### What you have to do
Give back the entries in full, exactly as they are written.

### Data excerpts
_ _ _
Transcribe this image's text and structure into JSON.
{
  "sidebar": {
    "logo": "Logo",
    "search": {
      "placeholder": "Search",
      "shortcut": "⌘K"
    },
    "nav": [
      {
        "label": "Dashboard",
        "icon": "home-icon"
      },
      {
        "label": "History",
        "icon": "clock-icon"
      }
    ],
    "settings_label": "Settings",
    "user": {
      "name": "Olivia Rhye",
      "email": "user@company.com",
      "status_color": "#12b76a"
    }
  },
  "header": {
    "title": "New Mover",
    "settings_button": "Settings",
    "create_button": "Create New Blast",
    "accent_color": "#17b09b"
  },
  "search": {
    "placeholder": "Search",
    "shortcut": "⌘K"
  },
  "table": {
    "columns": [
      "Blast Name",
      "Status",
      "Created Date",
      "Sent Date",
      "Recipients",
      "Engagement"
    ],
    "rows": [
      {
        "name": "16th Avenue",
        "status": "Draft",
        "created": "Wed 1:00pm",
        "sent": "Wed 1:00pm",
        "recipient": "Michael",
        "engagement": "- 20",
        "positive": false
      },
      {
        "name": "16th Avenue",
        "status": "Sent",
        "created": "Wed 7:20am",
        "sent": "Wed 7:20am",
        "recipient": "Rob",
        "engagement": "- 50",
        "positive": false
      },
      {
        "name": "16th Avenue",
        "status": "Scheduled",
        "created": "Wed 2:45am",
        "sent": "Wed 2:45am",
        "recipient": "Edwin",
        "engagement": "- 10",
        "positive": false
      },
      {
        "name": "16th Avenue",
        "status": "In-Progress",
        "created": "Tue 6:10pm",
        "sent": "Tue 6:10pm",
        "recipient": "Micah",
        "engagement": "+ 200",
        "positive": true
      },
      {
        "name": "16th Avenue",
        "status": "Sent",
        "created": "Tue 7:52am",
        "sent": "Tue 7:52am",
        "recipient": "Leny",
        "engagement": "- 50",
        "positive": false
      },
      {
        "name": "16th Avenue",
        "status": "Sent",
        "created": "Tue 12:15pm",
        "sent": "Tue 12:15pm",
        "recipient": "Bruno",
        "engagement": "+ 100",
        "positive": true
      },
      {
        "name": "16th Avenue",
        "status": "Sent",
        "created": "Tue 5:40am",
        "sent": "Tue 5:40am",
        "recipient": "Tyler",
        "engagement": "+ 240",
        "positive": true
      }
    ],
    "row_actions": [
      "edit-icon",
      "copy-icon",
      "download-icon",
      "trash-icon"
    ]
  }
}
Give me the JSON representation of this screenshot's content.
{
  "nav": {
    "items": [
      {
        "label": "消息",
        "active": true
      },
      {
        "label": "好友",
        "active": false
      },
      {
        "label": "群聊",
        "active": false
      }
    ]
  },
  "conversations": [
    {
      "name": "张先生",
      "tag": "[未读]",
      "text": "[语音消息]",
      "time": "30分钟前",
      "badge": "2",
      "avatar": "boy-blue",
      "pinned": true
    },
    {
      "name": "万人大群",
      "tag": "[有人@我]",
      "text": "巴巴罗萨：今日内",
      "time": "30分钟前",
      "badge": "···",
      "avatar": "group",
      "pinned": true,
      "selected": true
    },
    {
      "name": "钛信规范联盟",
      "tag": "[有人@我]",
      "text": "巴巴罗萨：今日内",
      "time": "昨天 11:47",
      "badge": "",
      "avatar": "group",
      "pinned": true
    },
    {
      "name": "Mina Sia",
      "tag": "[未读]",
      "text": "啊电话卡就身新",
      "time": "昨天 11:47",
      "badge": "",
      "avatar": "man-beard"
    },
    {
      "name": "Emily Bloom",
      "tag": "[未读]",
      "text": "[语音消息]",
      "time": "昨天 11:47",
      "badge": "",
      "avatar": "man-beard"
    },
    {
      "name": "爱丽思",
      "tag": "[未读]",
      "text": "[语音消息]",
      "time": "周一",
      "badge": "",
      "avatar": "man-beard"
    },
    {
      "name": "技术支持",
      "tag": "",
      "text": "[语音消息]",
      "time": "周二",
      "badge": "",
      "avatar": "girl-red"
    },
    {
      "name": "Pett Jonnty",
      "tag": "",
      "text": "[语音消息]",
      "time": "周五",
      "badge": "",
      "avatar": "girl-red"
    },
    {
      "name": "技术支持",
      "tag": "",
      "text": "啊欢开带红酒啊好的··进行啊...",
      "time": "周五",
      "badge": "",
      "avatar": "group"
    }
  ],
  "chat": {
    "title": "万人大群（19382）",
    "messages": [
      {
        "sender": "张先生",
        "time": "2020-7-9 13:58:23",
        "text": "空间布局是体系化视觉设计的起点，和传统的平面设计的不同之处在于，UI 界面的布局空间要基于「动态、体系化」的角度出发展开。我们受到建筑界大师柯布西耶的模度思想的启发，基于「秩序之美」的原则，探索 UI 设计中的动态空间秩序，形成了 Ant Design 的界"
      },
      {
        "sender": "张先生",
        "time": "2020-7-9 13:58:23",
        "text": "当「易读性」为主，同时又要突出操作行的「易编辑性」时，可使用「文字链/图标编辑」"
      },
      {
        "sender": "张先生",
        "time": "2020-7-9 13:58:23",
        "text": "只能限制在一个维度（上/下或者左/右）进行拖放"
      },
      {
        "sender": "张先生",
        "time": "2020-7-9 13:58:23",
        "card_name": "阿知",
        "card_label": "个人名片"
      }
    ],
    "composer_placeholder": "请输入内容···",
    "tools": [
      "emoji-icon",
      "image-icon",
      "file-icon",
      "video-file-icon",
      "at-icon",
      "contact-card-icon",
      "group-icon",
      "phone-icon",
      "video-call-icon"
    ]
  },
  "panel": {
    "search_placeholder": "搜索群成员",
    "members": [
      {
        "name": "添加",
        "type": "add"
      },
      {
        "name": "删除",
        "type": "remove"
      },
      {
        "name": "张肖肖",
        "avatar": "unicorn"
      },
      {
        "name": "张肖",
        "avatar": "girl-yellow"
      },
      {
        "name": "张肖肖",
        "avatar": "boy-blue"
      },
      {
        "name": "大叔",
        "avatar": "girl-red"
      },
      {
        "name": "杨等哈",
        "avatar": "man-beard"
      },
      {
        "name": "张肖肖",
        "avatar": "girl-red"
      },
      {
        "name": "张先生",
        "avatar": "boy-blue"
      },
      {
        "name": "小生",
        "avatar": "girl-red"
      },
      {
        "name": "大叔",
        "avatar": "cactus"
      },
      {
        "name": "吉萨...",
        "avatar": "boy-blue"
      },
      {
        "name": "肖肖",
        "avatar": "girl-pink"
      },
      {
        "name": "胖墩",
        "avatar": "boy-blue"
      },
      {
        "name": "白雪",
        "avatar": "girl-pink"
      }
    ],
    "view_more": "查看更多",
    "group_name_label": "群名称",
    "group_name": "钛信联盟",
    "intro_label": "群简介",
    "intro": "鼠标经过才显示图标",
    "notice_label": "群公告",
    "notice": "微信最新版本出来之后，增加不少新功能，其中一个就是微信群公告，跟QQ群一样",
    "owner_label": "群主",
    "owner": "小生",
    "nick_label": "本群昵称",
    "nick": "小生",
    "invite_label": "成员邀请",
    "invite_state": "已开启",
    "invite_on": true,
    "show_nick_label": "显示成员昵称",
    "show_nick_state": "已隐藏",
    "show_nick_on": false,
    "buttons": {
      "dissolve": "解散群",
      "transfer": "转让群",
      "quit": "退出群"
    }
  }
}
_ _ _
### Answer for this exercise
Transcribe this image's text and structure into JSON.
{
  "sidebar": {
    "logo": "Logo",
    "search": {
      "placeholder": "Search",
      "shortcut": "⌘K"
    },
    "nav": [
      {
        "label": "Dashboard",
        "icon": "home-icon"
      },
      {
        "label": "History",
        "icon": "clock-icon"
      }
    ],
    "settings_label": "Settings",
    "user": {
      "name": "Olivia Rhye",
      "email": "user@company.com",
      "status_color": "#12b76a"
    }
  },
  "header": {
    "title": "New Mover",
    "settings_button": "Settings",
    "create_button": "Create New Blast",
    "accent_color": "#17b09b"
  },
  "search": {
    "placeholder": "Search",
    "shortcut": "⌘K"
  },
  "table": {
    "columns": [
      "Blast Name",
      "Status",
      "Created Date",
      "Sent Date",
      "Recipients",
      "Engagement"
    ],
    "rows": [
      {
        "name": "16th Avenue",
        "status": "Draft",
        "created": "Wed 1:00pm",
        "sent": "Wed 1:00pm",
        "recipient": "Michael",
        "engagement": "- 20",
        "positive": false
      },
      {
        "name": "16th Avenue",
        "status": "Sent",
        "created": "Wed 7:20am",
        "sent": "Wed 7:20am",
        "recipient": "Rob",
        "engagement": "- 50",
        "positive": false
      },
      {
        "name": "16th Avenue",
        "status": "Scheduled",
        "created": "Wed 2:45am",
        "sent": "Wed 2:45am",
        "recipient": "Edwin",
        "engagement": "- 10",
        "positive": false
      },
      {
        "name": "16th Avenue",
        "status": "In-Progress",
        "created": "Tue 6:10pm",
        "sent": "Tue 6:10pm",
        "recipient": "Micah",
        "engagement": "+ 200",
        "positive": true
      },
      {
        "name": "16th Avenue",
        "status": "Sent",
        "created": "Tue 7:52am",
        "sent": "Tue 7:52am",
        "recipient": "Leny",
        "engagement": "- 50",
        "positive": false
      },
      {
        "name": "16th Avenue",
        "status": "Sent",
        "created": "Tue 12:15pm",
        "sent": "Tue 12:15pm",
        "recipient": "Bruno",
        "engagement": "+ 100",
        "positive": true
      },
      {
        "name": "16th Avenue",
        "status": "Sent",
        "created": "Tue 5:40am",
        "sent": "Tue 5:40am",
        "recipient": "Tyler",
        "engagement": "+ 240",
        "positive": true
      }
    ],
    "row_actions": [
      "edit-icon",
      "copy-icon",
      "download-icon",
      "trash-icon"
    ]
  }
}
Give me the JSON representation of this screenshot's content.
{
  "nav": {
    "items": [
      {
        "label": "消息",
        "active": true
      },
      {
        "label": "好友",
        "active": false
      },
      {
        "label": "群聊",
        "active": false
      }
    ]
  },
  "conversations": [
    {
      "name": "张先生",
      "tag": "[未读]",
      "text": "[语音消息]",
      "time": "30分钟前",
      "badge": "2",
      "avatar": "boy-blue",
      "pinned": true
    },
    {
      "name": "万人大群",
      "tag": "[有人@我]",
      "text": "巴巴罗萨：今日内",
      "time": "30分钟前",
      "badge": "···",
      "avatar": "group",
      "pinned": true,
      "selected": true
    },
    {
      "name": "钛信规范联盟",
      "tag": "[有人@我]",
      "text": "巴巴罗萨：今日内",
      "time": "昨天 11:47",
      "badge": "",
      "avatar": "group",
      "pinned": true
    },
    {
      "name": "Mina Sia",
      "tag": "[未读]",
      "text": "啊电话卡就身新",
      "time": "昨天 11:47",
      "badge": "",
      "avatar": "man-beard"
    },
    {
      "name": "Emily Bloom",
      "tag": "[未读]",
      "text": "[语音消息]",
      "time": "昨天 11:47",
      "badge": "",
      "avatar": "man-beard"
    },
    {
      "name": "爱丽思",
      "tag": "[未读]",
      "text": "[语音消息]",
      "time": "周一",
      "badge": "",
      "avatar": "man-beard"
    },
    {
      "name": "技术支持",
      "tag": "",
      "text": "[语音消息]",
      "time": "周二",
      "badge": "",
      "avatar": "girl-red"
    },
    {
      "name": "Pett Jonnty",
      "tag": "",
      "text": "[语音消息]",
      "time": "周五",
      "badge": "",
      "avatar": "girl-red"
    },
    {
      "name": "技术支持",
      "tag": "",
      "text": "啊欢开带红酒啊好的··进行啊...",
      "time": "周五",
      "badge": "",
      "avatar": "group"
    }
  ],
  "chat": {
    "title": "万人大群（19382）",
    "messages": [
      {
        "sender": "张先生",
        "time": "2020-7-9 13:58:23",
        "text": "空间布局是体系化视觉设计的起点，和传统的平面设计的不同之处在于，UI 界面的布局空间要基于「动态、体系化」的角度出发展开。我们受到建筑界大师柯布西耶的模度思想的启发，基于「秩序之美」的原则，探索 UI 设计中的动态空间秩序，形成了 Ant Design 的界"
      },
      {
        "sender": "张先生",
        "time": "2020-7-9 13:58:23",
        "text": "当「易读性」为主，同时又要突出操作行的「易编辑性」时，可使用「文字链/图标编辑」"
      },
      {
        "sender": "张先生",
        "time": "2020-7-9 13:58:23",
        "text": "只能限制在一个维度（上/下或者左/右）进行拖放"
      },
      {
        "sender": "张先生",
        "time": "2020-7-9 13:58:23",
        "card_name": "阿知",
        "card_label": "个人名片"
      }
    ],
    "composer_placeholder": "请输入内容···",
    "tools": [
      "emoji-icon",
      "image-icon",
      "file-icon",
      "video-file-icon",
      "at-icon",
      "contact-card-icon",
      "group-icon",
      "phone-icon",
      "video-call-icon"
    ]
  },
  "panel": {
    "search_placeholder": "搜索群成员",
    "members": [
      {
        "name": "添加",
        "type": "add"
      },
      {
        "name": "删除",
        "type": "remove"
      },
      {
        "name": "张肖肖",
        "avatar": "unicorn"
      },
      {
        "name": "张肖",
        "avatar": "girl-yellow"
      },
      {
        "name": "张肖肖",
        "avatar": "boy-blue"
      },
      {
        "name": "大叔",
        "avatar": "girl-red"
      },
      {
        "name": "杨等哈",
        "avatar": "man-beard"
      },
      {
        "name": "张肖肖",
        "avatar": "girl-red"
      },
      {
        "name": "张先生",
        "avatar": "boy-blue"
      },
      {
        "name": "小生",
        "avatar": "girl-red"
      },
      {
        "name": "大叔",
        "avatar": "cactus"
      },
      {
        "name": "吉萨...",
        "avatar": "boy-blue"
      },
      {
        "name": "肖肖",
        "avatar": "girl-pink"
      },
      {
        "name": "胖墩",
        "avatar": "boy-blue"
      },
      {
        "name": "白雪",
        "avatar": "girl-pink"
      }
    ],
    "view_more": "查看更多",
    "group_name_label": "群名称",
    "group_name": "钛信联盟",
    "intro_label": "群简介",
    "intro": "鼠标经过才显示图标",
    "notice_label": "群公告",
    "notice": "微信最新版本出来之后，增加不少新功能，其中一个就是微信群公告，跟QQ群一样",
    "owner_label": "群主",
    "owner": "小生",
    "nick_label": "本群昵称",
    "nick": "小生",
    "invite_label": "成员邀请",
    "invite_state": "已开启",
    "invite_on": true,
    "show_nick_label": "显示成员昵称",
    "show_nick_state": "已隐藏",
    "show_nick_on": false,
    "buttons": {
      "dissolve": "解散群",
      "transfer": "转让群",
      "quit": "退出群"
    }
  }
}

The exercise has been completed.